The policy signs are good but there is not enough capacity from housebuilders to build the homes we need
The chancellor’s Autumn Statement came and there were a few treats for the sector. One of the most interesting of which was the raising of borrowing caps raised for local authorities. Although at £300m it’s not big numbers, it indicates that local authorities are being encouraged to build again.
Then we had the mayor of London’s housing strategy out for consultation and in it a recognition that the affordable rent product introduced for the last Homes and Communities Agency bids round doesn’t meet all of the housing needs in the capital. The strategy also sets out a vision to deliver 42,000 new homes a year, over the next 10 years. It’s probably 8,000 homes a year too little, but in proposing to almost double current output, it shouldn’t be sniffed at.
All around us are big numbers and ambition. The London Borough of Southwark has announced it would like to deliver 10,000 new homes. The London Borough of Newham trumped that ambition with a target of 20,000. Manchester, Leeds and Birmingham have all declared that they are building or will build, and build at scale once again. The London Borough of Hackney already has a well established programme.
There are already examples of SME contractor/developers such as Hill Partnership, Mullalleys, Keepmoat and United House offering a new delivery relationship
And Labour have just kicked off a major review of housing, led by Sir Michael Lyons, with 1 million homes in their sights. So despite losing both a minster and his shadow, it feels as though the new era is bringing a new level of interest in housing.
This is all good progress. But there is going to be a tricky question about who will deliver all of these potential new homes. Can the sector gear up to deliver this sort of scale and this type of pace. Also will the sector want to?
Local authorities will have the ambition, but initially at least, will not have the capacity to deliver. Traditional housebuilders are unlikely to have the desire to double their capacity at the rate needed. There is a golden opportunity for a new range of delivery partners to come forward.
The answer to delivery is likely to be contractors who can deliver homes for sale as well as contracting services; housing associations, both big and small, who are prepared to take on more development risk and reinvest in local areas. There are already examples of SME contractor/developers such as Hill Partnership, Mullalleys, Keepmoat and United House offering a new delivery relationship. The likes of Galliford Try are entering into joint ventures with housing associations to deliver both for sale and affordable housing.

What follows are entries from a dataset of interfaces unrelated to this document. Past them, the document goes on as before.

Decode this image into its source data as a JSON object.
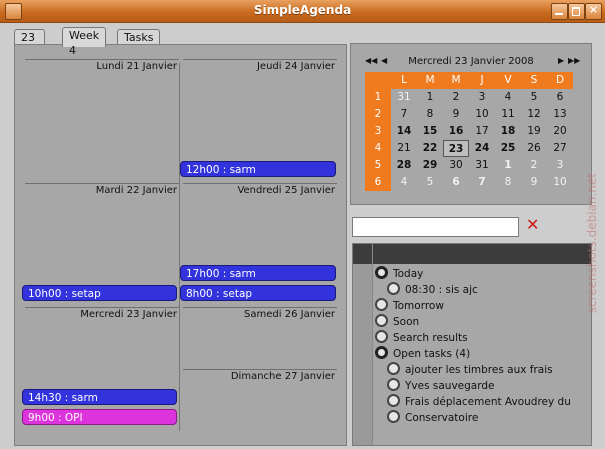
{
  "window": {
    "title": "SimpleAgenda"
  },
  "tabs": [
    "23 Jan",
    "Week 4",
    "Tasks"
  ],
  "week": {
    "days": [
      {
        "label": "Lundi 21 Janvier",
        "events": []
      },
      {
        "label": "Mardi 22 Janvier",
        "events": [
          {
            "text": "10h00 : setap",
            "color": "#3333dd"
          }
        ]
      },
      {
        "label": "Mercredi 23 Janvier",
        "events": [
          {
            "text": "14h30 : sarm",
            "color": "#3333dd"
          },
          {
            "text": "9h00 : OPI",
            "color": "#dd33dd"
          }
        ]
      },
      {
        "label": "Jeudi 24 Janvier",
        "events": [
          {
            "text": "12h00 : sarm",
            "color": "#3333dd"
          }
        ]
      },
      {
        "label": "Vendredi 25 Janvier",
        "events": [
          {
            "text": "17h00 : sarm",
            "color": "#3333dd"
          },
          {
            "text": "8h00 : setap",
            "color": "#3333dd"
          }
        ]
      },
      {
        "label": "Samedi 26 Janvier",
        "events": []
      },
      {
        "label": "Dimanche 27 Janvier",
        "events": []
      }
    ]
  },
  "minical": {
    "prev_year": "◀◀",
    "prev_month": "◀",
    "next_month": "▶",
    "next_year": "▶▶",
    "header": "Mercredi 23 Janvier 2008",
    "weekdays": [
      "L",
      "M",
      "M",
      "J",
      "V",
      "S",
      "D"
    ],
    "weeks": [
      "1",
      "2",
      "3",
      "4",
      "5",
      "6"
    ],
    "days": [
      [
        "31",
        "1",
        "2",
        "3",
        "4",
        "5",
        "6"
      ],
      [
        "7",
        "8",
        "9",
        "10",
        "11",
        "12",
        "13"
      ],
      [
        "14",
        "15",
        "16",
        "17",
        "18",
        "19",
        "20"
      ],
      [
        "21",
        "22",
        "23",
        "24",
        "25",
        "26",
        "27"
      ],
      [
        "28",
        "29",
        "30",
        "31",
        "1",
        "2",
        "3"
      ],
      [
        "4",
        "5",
        "6",
        "7",
        "8",
        "9",
        "10"
      ]
    ],
    "selected": "23"
  },
  "search": {
    "value": "",
    "clear_icon": "✕"
  },
  "tree": {
    "items": [
      {
        "label": "Today",
        "level": 0
      },
      {
        "label": "08:30 : sis ajc",
        "level": 1
      },
      {
        "label": "Tomorrow",
        "level": 0
      },
      {
        "label": "Soon",
        "level": 0
      },
      {
        "label": "Search results",
        "level": 0
      },
      {
        "label": "Open tasks (4)",
        "level": 0
      },
      {
        "label": "ajouter les timbres aux frais",
        "level": 1
      },
      {
        "label": "Yves sauvegarde",
        "level": 1
      },
      {
        "label": "Frais déplacement Avoudrey du",
        "level": 1
      },
      {
        "label": "Conservatoire",
        "level": 1
      }
    ]
  },
  "watermark": "screenshots.debian.net"
}
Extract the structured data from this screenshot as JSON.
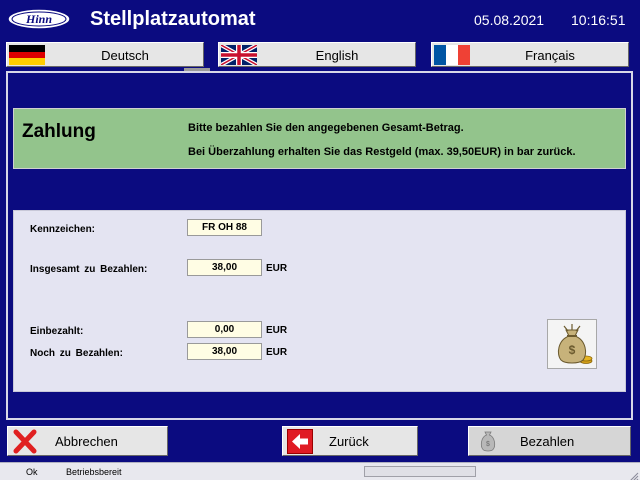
{
  "header": {
    "logo_text": "Hinn",
    "title": "Stellplatzautomat",
    "date": "05.08.2021",
    "time": "10:16:51"
  },
  "languages": [
    {
      "label": "Deutsch",
      "flag": "de-flag-icon"
    },
    {
      "label": "English",
      "flag": "uk-flag-icon"
    },
    {
      "label": "Français",
      "flag": "fr-flag-icon"
    }
  ],
  "payment": {
    "title": "Zahlung",
    "message_line1": "Bitte bezahlen Sie den angegebenen Gesamt-Betrag.",
    "message_line2": "Bei Überzahlung erhalten Sie das Restgeld (max. 39,50EUR) in bar zurück.",
    "panel_color": "#93c48c"
  },
  "details": {
    "plate_label": "Kennzeichen:",
    "plate_value": "FR OH 88",
    "total_label": "Insgesamt zu Bezahlen:",
    "total_value": "38,00",
    "total_unit": "EUR",
    "paid_label": "Einbezahlt:",
    "paid_value": "0,00",
    "paid_unit": "EUR",
    "due_label": "Noch zu Bezahlen:",
    "due_value": "38,00",
    "due_unit": "EUR",
    "icon": "money-bag-icon"
  },
  "actions": {
    "cancel_label": "Abbrechen",
    "cancel_icon": "red-x-icon",
    "back_label": "Zurück",
    "back_icon": "arrow-left-icon",
    "pay_label": "Bezahlen",
    "pay_icon": "money-bag-icon"
  },
  "status": {
    "state": "Ok",
    "message": "Betriebsbereit"
  },
  "colors": {
    "background": "#0b0b80",
    "panel": "#e4e4f2",
    "value_field": "#fffde4"
  }
}
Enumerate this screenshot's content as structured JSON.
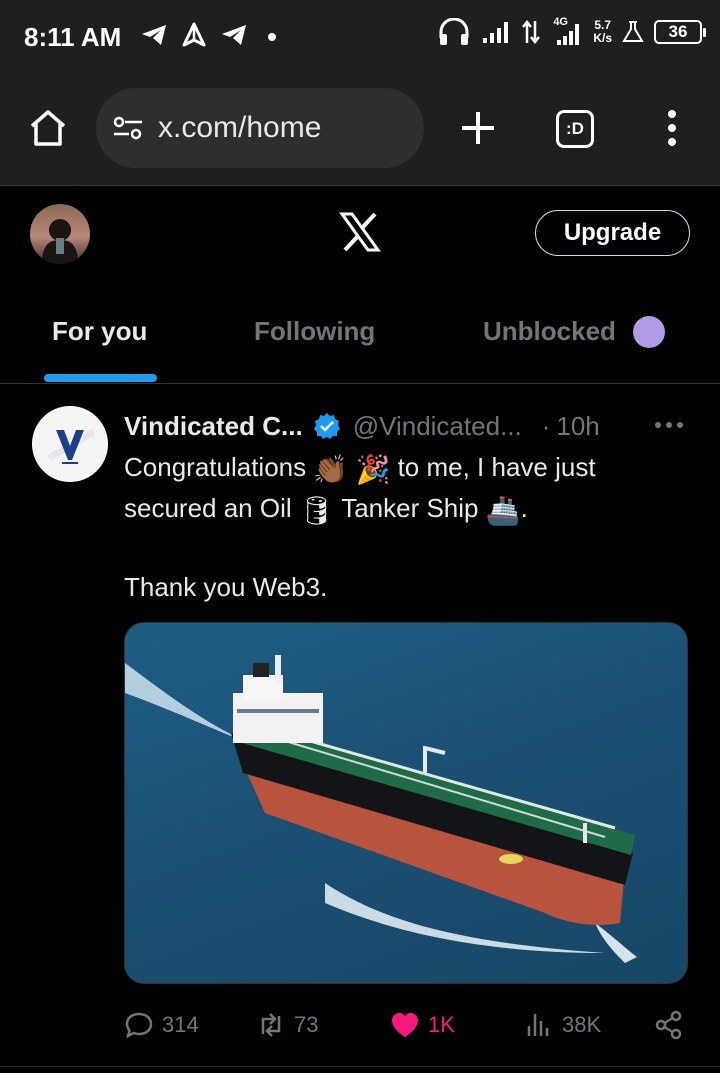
{
  "status_bar": {
    "time": "8:11 AM",
    "network_type": "4G",
    "speed_value": "5.7",
    "speed_unit": "K/s",
    "battery": "36"
  },
  "browser": {
    "url": "x.com/home",
    "tabs_label": ":D"
  },
  "x_header": {
    "upgrade_label": "Upgrade",
    "tabs": [
      {
        "label": "For you",
        "active": true
      },
      {
        "label": "Following",
        "active": false
      },
      {
        "label": "Unblocked",
        "active": false
      }
    ],
    "accent_color": "#1d9bf0",
    "unblocked_dot_color": "#b19ae6"
  },
  "tweet": {
    "author_name": "Vindicated C...",
    "author_handle": "@Vindicated...",
    "separator": "·",
    "time": "10h",
    "body": {
      "line1_before": "Congratulations",
      "line1_after": "to me, I have just",
      "line2_before": "secured an Oil",
      "line2_mid": "Tanker Ship",
      "line2_end": ".",
      "line3": "Thank you Web3."
    },
    "emojis": [
      "clapping-hands",
      "party-popper",
      "oil-drum",
      "ship"
    ],
    "avatar_logo_text": "V",
    "media_description_icon": "oil-tanker-ship-image",
    "actions": {
      "replies": "314",
      "reposts": "73",
      "likes": "1K",
      "views": "38K"
    },
    "like_color": "#f91880",
    "verified_color": "#1d9bf0"
  }
}
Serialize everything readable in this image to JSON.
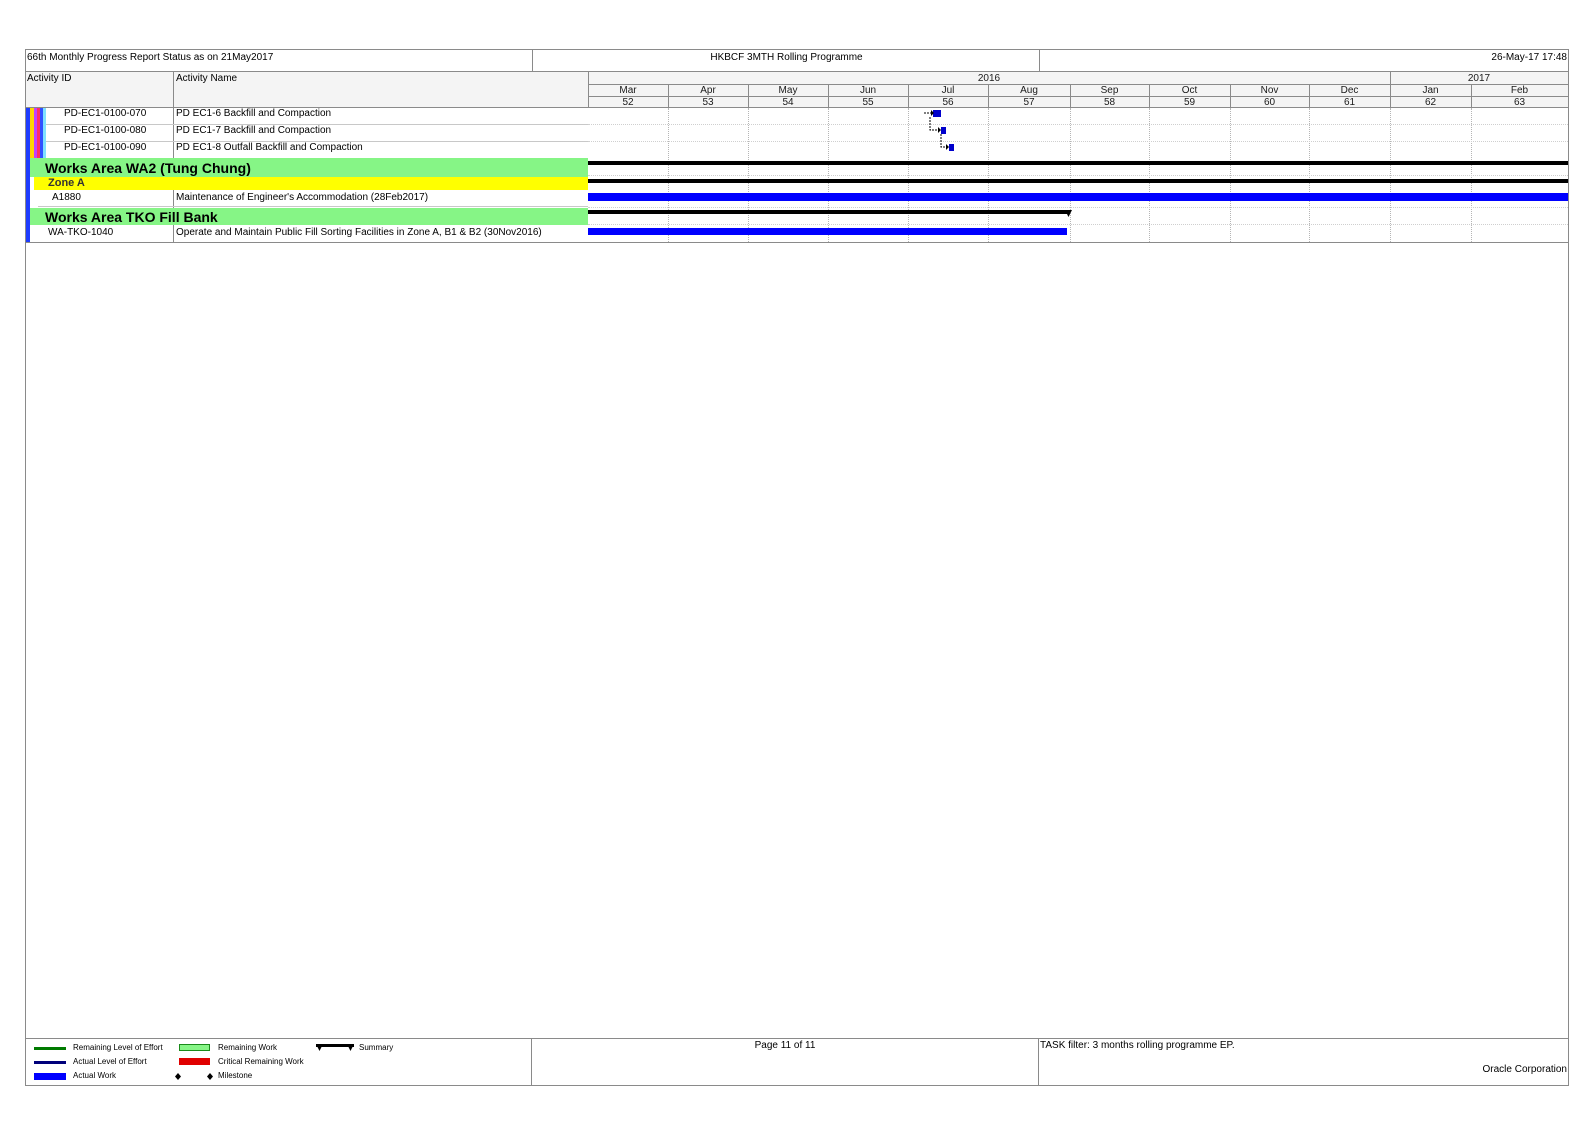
{
  "header": {
    "left_title": "66th Monthly Progress Report Status as on 21May2017",
    "center_title": "HKBCF 3MTH Rolling Programme",
    "right_date": "26-May-17 17:48"
  },
  "columns": {
    "activity_id": "Activity ID",
    "activity_name": "Activity Name"
  },
  "timeline": {
    "years": [
      {
        "label": "2016"
      },
      {
        "label": "2017"
      }
    ],
    "months": [
      "Mar",
      "Apr",
      "May",
      "Jun",
      "Jul",
      "Aug",
      "Sep",
      "Oct",
      "Nov",
      "Dec",
      "Jan",
      "Feb"
    ],
    "periods": [
      "52",
      "53",
      "54",
      "55",
      "56",
      "57",
      "58",
      "59",
      "60",
      "61",
      "62",
      "63"
    ]
  },
  "rows": [
    {
      "type": "activity",
      "id": "PD-EC1-0100-070",
      "name": "PD EC1-6 Backfill and Compaction"
    },
    {
      "type": "activity",
      "id": "PD-EC1-0100-080",
      "name": "PD EC1-7 Backfill and Compaction"
    },
    {
      "type": "activity",
      "id": "PD-EC1-0100-090",
      "name": "PD EC1-8 Outfall Backfill and Compaction"
    },
    {
      "type": "wbs",
      "label": "Works Area WA2 (Tung Chung)"
    },
    {
      "type": "wbs2",
      "label": "Zone A"
    },
    {
      "type": "activity",
      "id": "A1880",
      "name": "Maintenance of Engineer's Accommodation (28Feb2017)"
    },
    {
      "type": "wbs",
      "label": "Works Area TKO Fill Bank"
    },
    {
      "type": "activity",
      "id": "WA-TKO-1040",
      "name": "Operate and Maintain Public Fill Sorting Facilities in Zone A, B1 & B2 (30Nov2016)"
    }
  ],
  "colors": {
    "wbs_green": "#86f586",
    "wbs_yellow": "#ffff00",
    "actual_work": "#0000ff",
    "summary": "#000000",
    "critical": "#e00000",
    "level_effort_remaining": "#007a00",
    "level_effort_actual": "#00007a"
  },
  "footer": {
    "page": "Page 11 of 11",
    "filter": "TASK filter: 3 months rolling programme EP.",
    "company": "Oracle Corporation",
    "legend": [
      {
        "label": "Remaining Level of Effort",
        "icon": "remaining-level-of-effort-swatch"
      },
      {
        "label": "Actual Level of Effort",
        "icon": "actual-level-of-effort-swatch"
      },
      {
        "label": "Actual Work",
        "icon": "actual-work-swatch"
      },
      {
        "label": "Remaining Work",
        "icon": "remaining-work-swatch"
      },
      {
        "label": "Critical Remaining Work",
        "icon": "critical-remaining-work-swatch"
      },
      {
        "label": "Milestone",
        "icon": "milestone-icon"
      },
      {
        "label": "Summary",
        "icon": "summary-bar-icon"
      }
    ]
  }
}
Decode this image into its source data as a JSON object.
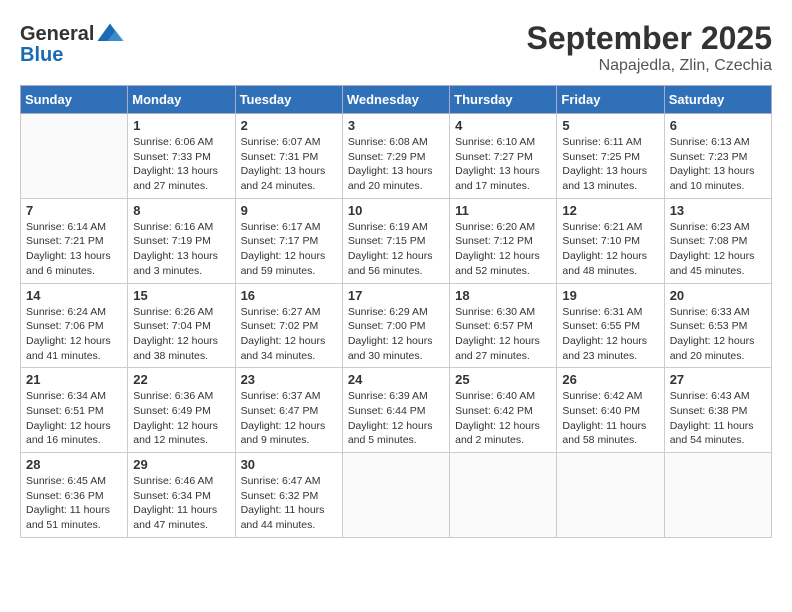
{
  "header": {
    "logo_line1": "General",
    "logo_line2": "Blue",
    "title": "September 2025",
    "subtitle": "Napajedla, Zlin, Czechia"
  },
  "calendar": {
    "days_of_week": [
      "Sunday",
      "Monday",
      "Tuesday",
      "Wednesday",
      "Thursday",
      "Friday",
      "Saturday"
    ],
    "weeks": [
      [
        {
          "day": "",
          "info": ""
        },
        {
          "day": "1",
          "info": "Sunrise: 6:06 AM\nSunset: 7:33 PM\nDaylight: 13 hours\nand 27 minutes."
        },
        {
          "day": "2",
          "info": "Sunrise: 6:07 AM\nSunset: 7:31 PM\nDaylight: 13 hours\nand 24 minutes."
        },
        {
          "day": "3",
          "info": "Sunrise: 6:08 AM\nSunset: 7:29 PM\nDaylight: 13 hours\nand 20 minutes."
        },
        {
          "day": "4",
          "info": "Sunrise: 6:10 AM\nSunset: 7:27 PM\nDaylight: 13 hours\nand 17 minutes."
        },
        {
          "day": "5",
          "info": "Sunrise: 6:11 AM\nSunset: 7:25 PM\nDaylight: 13 hours\nand 13 minutes."
        },
        {
          "day": "6",
          "info": "Sunrise: 6:13 AM\nSunset: 7:23 PM\nDaylight: 13 hours\nand 10 minutes."
        }
      ],
      [
        {
          "day": "7",
          "info": "Sunrise: 6:14 AM\nSunset: 7:21 PM\nDaylight: 13 hours\nand 6 minutes."
        },
        {
          "day": "8",
          "info": "Sunrise: 6:16 AM\nSunset: 7:19 PM\nDaylight: 13 hours\nand 3 minutes."
        },
        {
          "day": "9",
          "info": "Sunrise: 6:17 AM\nSunset: 7:17 PM\nDaylight: 12 hours\nand 59 minutes."
        },
        {
          "day": "10",
          "info": "Sunrise: 6:19 AM\nSunset: 7:15 PM\nDaylight: 12 hours\nand 56 minutes."
        },
        {
          "day": "11",
          "info": "Sunrise: 6:20 AM\nSunset: 7:12 PM\nDaylight: 12 hours\nand 52 minutes."
        },
        {
          "day": "12",
          "info": "Sunrise: 6:21 AM\nSunset: 7:10 PM\nDaylight: 12 hours\nand 48 minutes."
        },
        {
          "day": "13",
          "info": "Sunrise: 6:23 AM\nSunset: 7:08 PM\nDaylight: 12 hours\nand 45 minutes."
        }
      ],
      [
        {
          "day": "14",
          "info": "Sunrise: 6:24 AM\nSunset: 7:06 PM\nDaylight: 12 hours\nand 41 minutes."
        },
        {
          "day": "15",
          "info": "Sunrise: 6:26 AM\nSunset: 7:04 PM\nDaylight: 12 hours\nand 38 minutes."
        },
        {
          "day": "16",
          "info": "Sunrise: 6:27 AM\nSunset: 7:02 PM\nDaylight: 12 hours\nand 34 minutes."
        },
        {
          "day": "17",
          "info": "Sunrise: 6:29 AM\nSunset: 7:00 PM\nDaylight: 12 hours\nand 30 minutes."
        },
        {
          "day": "18",
          "info": "Sunrise: 6:30 AM\nSunset: 6:57 PM\nDaylight: 12 hours\nand 27 minutes."
        },
        {
          "day": "19",
          "info": "Sunrise: 6:31 AM\nSunset: 6:55 PM\nDaylight: 12 hours\nand 23 minutes."
        },
        {
          "day": "20",
          "info": "Sunrise: 6:33 AM\nSunset: 6:53 PM\nDaylight: 12 hours\nand 20 minutes."
        }
      ],
      [
        {
          "day": "21",
          "info": "Sunrise: 6:34 AM\nSunset: 6:51 PM\nDaylight: 12 hours\nand 16 minutes."
        },
        {
          "day": "22",
          "info": "Sunrise: 6:36 AM\nSunset: 6:49 PM\nDaylight: 12 hours\nand 12 minutes."
        },
        {
          "day": "23",
          "info": "Sunrise: 6:37 AM\nSunset: 6:47 PM\nDaylight: 12 hours\nand 9 minutes."
        },
        {
          "day": "24",
          "info": "Sunrise: 6:39 AM\nSunset: 6:44 PM\nDaylight: 12 hours\nand 5 minutes."
        },
        {
          "day": "25",
          "info": "Sunrise: 6:40 AM\nSunset: 6:42 PM\nDaylight: 12 hours\nand 2 minutes."
        },
        {
          "day": "26",
          "info": "Sunrise: 6:42 AM\nSunset: 6:40 PM\nDaylight: 11 hours\nand 58 minutes."
        },
        {
          "day": "27",
          "info": "Sunrise: 6:43 AM\nSunset: 6:38 PM\nDaylight: 11 hours\nand 54 minutes."
        }
      ],
      [
        {
          "day": "28",
          "info": "Sunrise: 6:45 AM\nSunset: 6:36 PM\nDaylight: 11 hours\nand 51 minutes."
        },
        {
          "day": "29",
          "info": "Sunrise: 6:46 AM\nSunset: 6:34 PM\nDaylight: 11 hours\nand 47 minutes."
        },
        {
          "day": "30",
          "info": "Sunrise: 6:47 AM\nSunset: 6:32 PM\nDaylight: 11 hours\nand 44 minutes."
        },
        {
          "day": "",
          "info": ""
        },
        {
          "day": "",
          "info": ""
        },
        {
          "day": "",
          "info": ""
        },
        {
          "day": "",
          "info": ""
        }
      ]
    ]
  }
}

2014 could present many new opportunities. Good luck and happy new year.
Steve Douglas is a partner at Altair